“Our work and that of others demonstrates that obesity leads to an increase in estrogen production in the breast fat. Th is is particularly relevant in older women who are at increased risk of developing hormone-dependent breast cancer in the absence of ovarian estrogens,” Brown says. Support for this explanation has come from studies by Dannenberg’s group at Weill Cornell Medical College and Memorial Sloane Kettering who showed that in the breast fat of obese women, aromatase expression correlates with the production of PGE2, an infl ammatory mediator (“Increased levels of COX-2 and prostaglandin E2 contribute to elevated aromatase expression in infl amed breast tissue of obese women”). “So it all ties in very nicely with the concept that this is a very important problem in postmenopausal women who are overweight,” Simpson says.
Metabolism at the Wheel
Once the “big deal” in biochemistry, metabolism research lost ground to molecular biology and recombinant DNA technology about 20 years ago, Simpson explains. “But in the last decade or so, with the development of techniques to study the regulation of metabolism, suddenly it has leapt to the front again. It used to be thought that metabolism will follow from cell proliferation and cell growth because it is required to supply the other precursors for cell growth like amino acids, purines, pyrimidines, lipids, etc., but now we have realized that you have to turn it the other way around: Metabolism is actually recognized to be a driver of cell growth and proliferation,” he says. In fact, in the article “Hallmarks of Cancer: The Next Generation” published in Cell, Hanahan and Weinberg reported that reprogramming of energy metabolism must be added to the list of the hallmarks of cancer, of which there are currently six as of 2011. “So obesity is one example of dysregulated metabolism in this context,” Simpson says.
The Bad News and the Good News
“With a dramatic rise in the prevalence of obesity over the last few decades, we can expect to see many more cases of breast cancer as this population ages,” Brown says. “But the identification of dysregulated metabolism as a key driver of estrogen biosynthesis within the breast also opens the door to new avenues of treatment for obese women.”
The obvious contender is metformin, which some evidence suggests could potentially be used as breast cancer treatment. “There are now many epidemiological studies being undertaken to determine whether metformin really is beneficial in the context of breast cancer from both the preventative standpoint and the neoadjuvant and adjuvant standpoints. What we have done is point out a major mechanism whereby this applies, namely by stimulating AMPK, which inhibits expression of aromatase,” Simpson says. However, metformin stimulates AMPK via an indirect mechanism, and exactly how has not been fully elucidated. Developing specific agonists to stimulate AMPK is problematic because of its several isoforms and because it consists of a number of different subunits, which are expressed in a differential fashion in different tissues. “To actually nail down one that would be stimulated by a particular drug for all purposes is proving to be a bit of a problem, but people are working on it,” Simpson says.
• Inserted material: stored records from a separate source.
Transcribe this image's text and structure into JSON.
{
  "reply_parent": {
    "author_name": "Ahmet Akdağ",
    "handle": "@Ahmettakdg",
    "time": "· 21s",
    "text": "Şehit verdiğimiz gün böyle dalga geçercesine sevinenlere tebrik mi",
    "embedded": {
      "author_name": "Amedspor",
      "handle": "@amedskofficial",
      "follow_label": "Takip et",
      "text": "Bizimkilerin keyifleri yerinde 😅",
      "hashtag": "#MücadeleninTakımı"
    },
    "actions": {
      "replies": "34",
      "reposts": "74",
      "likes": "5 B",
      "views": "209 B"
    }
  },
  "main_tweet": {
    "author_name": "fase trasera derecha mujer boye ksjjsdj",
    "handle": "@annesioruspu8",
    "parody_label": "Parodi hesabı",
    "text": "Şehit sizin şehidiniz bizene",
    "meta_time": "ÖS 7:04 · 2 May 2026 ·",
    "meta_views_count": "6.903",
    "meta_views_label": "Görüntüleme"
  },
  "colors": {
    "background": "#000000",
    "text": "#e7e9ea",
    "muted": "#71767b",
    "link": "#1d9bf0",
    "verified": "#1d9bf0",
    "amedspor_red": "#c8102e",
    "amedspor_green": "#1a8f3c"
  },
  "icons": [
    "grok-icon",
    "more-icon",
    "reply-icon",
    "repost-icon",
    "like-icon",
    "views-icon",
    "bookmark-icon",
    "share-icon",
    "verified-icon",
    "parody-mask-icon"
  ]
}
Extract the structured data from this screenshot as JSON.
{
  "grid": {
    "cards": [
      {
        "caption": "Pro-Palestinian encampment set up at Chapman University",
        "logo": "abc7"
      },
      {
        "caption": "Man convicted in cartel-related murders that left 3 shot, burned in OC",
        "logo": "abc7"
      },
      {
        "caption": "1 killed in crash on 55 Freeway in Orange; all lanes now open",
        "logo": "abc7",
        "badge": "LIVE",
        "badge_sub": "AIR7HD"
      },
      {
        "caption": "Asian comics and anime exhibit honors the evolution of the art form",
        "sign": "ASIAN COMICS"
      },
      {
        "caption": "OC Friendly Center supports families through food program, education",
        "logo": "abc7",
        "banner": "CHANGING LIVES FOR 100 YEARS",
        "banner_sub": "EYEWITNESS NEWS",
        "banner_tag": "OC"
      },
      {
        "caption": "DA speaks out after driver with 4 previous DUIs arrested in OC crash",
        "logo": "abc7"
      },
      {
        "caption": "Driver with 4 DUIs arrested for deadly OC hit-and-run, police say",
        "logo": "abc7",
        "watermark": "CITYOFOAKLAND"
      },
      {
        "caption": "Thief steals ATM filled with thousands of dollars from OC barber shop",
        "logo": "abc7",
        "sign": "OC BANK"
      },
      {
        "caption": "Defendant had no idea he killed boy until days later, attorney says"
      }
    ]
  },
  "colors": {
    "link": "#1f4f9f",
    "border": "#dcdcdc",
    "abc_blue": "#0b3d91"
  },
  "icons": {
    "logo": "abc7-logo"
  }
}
And for the really good news, studies of resveratrol have shown that it inhibits both breast cancer cell growth in an AMPK-dependent manner and aromatase expression. Glass of red, anyone?
— Horvath is a freelance writer based in Baltimore, Md. She wrote about erectile dysfunction in the December issue.